New Essay - One Word Leads To The Next: Unconventional Conjunctive Devices
The other day a friend was doing a crossword puzzle and asked me, “What song begins ‘It’s nine o’clock on a Saturday…’.” Without missing a beat I added, “…the regular crowd shuffles in. There’s an old man sitting next to me, making love to his tonic and gin.”
Beyond demonstrating that I knew the song – Billy Joel’s “Piano Man” – I spoke the lyrics to their end, compulsively, because they were so linked together in my mind. Each word evoked another, and it was impossible for me to stop until I’d recited every verse. Be warned, never ask me to recite Don McLean’s “American Pie” or Gordon Lightfoot’s “The Wreck of the Edmund Fitzgerald,” because I will. Word for word.
Obsessive-compulsive behavior or not, that’s how I think a well-written story should work: Each word should trigger the next, there should be a rhythm that supports memory retrieval, and regular repeating phrases to act as the linking devices. In other words: Hooks. Even rhymes, the very things copyeditors labor to eradicate, they can give a story a memorable song-like quality. For example, in writing the story “Cannibal,” I loved the lines “…tastes like tears. Because it’s gallons, like Tammy Faye Bakker’s cried a hundred years inside his mouth…” Editors loathe rhymes. Using them seems to violate some firewall dividing prose and poetry. However, my goal is to use more of them.
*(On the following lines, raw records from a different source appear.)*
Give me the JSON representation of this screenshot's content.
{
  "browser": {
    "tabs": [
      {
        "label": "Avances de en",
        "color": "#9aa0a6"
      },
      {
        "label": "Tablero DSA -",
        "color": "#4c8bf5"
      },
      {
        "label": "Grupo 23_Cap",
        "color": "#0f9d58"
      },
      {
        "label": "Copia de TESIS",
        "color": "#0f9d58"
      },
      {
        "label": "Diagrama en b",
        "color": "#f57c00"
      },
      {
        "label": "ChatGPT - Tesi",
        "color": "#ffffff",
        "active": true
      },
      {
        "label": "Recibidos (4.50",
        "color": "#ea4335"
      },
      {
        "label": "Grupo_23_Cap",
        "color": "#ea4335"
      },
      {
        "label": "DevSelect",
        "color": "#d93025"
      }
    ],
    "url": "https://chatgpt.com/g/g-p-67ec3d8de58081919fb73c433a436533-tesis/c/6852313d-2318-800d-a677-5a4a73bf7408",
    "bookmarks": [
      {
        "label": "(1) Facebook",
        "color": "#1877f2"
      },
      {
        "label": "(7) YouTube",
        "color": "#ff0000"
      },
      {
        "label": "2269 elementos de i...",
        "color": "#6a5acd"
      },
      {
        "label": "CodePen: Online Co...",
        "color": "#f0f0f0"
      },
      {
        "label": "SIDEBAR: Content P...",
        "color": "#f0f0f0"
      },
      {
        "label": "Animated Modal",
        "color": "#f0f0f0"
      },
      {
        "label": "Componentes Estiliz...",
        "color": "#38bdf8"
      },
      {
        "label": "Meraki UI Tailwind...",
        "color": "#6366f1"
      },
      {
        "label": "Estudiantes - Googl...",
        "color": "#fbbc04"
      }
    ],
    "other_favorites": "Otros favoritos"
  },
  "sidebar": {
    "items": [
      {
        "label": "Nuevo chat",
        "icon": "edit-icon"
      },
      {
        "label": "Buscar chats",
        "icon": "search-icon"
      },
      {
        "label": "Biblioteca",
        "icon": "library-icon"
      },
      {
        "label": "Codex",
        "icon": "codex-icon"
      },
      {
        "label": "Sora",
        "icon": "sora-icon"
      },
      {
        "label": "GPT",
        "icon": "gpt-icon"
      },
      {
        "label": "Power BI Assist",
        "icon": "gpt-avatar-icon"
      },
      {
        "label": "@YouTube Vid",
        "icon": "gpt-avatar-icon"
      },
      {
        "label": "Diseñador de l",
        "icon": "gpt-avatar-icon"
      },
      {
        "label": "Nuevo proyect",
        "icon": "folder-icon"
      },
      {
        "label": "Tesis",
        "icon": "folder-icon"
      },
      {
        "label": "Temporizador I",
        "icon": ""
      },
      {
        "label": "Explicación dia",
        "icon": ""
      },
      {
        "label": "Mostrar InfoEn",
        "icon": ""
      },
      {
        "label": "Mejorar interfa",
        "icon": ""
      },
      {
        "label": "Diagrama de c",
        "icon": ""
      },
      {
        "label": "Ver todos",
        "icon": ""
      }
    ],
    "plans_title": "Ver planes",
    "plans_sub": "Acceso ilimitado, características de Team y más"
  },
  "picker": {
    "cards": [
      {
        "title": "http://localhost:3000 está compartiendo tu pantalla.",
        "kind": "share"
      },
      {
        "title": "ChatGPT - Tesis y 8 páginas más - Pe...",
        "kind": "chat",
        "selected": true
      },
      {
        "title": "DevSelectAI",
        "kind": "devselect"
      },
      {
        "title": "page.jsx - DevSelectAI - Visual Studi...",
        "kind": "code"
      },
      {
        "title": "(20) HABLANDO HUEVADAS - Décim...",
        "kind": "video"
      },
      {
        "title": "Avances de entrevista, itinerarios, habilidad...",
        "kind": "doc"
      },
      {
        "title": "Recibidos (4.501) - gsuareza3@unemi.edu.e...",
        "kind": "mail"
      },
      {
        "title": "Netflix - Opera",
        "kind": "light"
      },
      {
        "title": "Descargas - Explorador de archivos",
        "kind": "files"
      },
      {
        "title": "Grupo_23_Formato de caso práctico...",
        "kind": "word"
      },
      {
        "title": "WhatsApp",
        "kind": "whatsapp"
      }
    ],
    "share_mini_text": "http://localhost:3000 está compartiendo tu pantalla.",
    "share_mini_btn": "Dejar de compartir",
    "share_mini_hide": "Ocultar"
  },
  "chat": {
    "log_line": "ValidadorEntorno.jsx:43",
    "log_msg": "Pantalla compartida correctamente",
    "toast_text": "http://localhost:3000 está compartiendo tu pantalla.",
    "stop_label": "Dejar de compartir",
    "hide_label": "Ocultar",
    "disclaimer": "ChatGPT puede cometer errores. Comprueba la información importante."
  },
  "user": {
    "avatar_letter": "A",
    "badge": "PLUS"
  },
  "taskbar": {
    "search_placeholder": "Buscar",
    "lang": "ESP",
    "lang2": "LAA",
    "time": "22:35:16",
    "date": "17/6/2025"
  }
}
What I’m getting at, here… my point is… fiction is facing the same crisis that figurative painting faced when photography arrived. So many people know the skills for telling a clear, technically perfect story, essentially taking a photo. Our writing software corrects our grammar and spelling. By now we might even have programs that can construct bestselling books. My point is that fiction writers should abandon technically correct writing and experiment in the same way painters were forced to experiment in order to keep their medium relevant.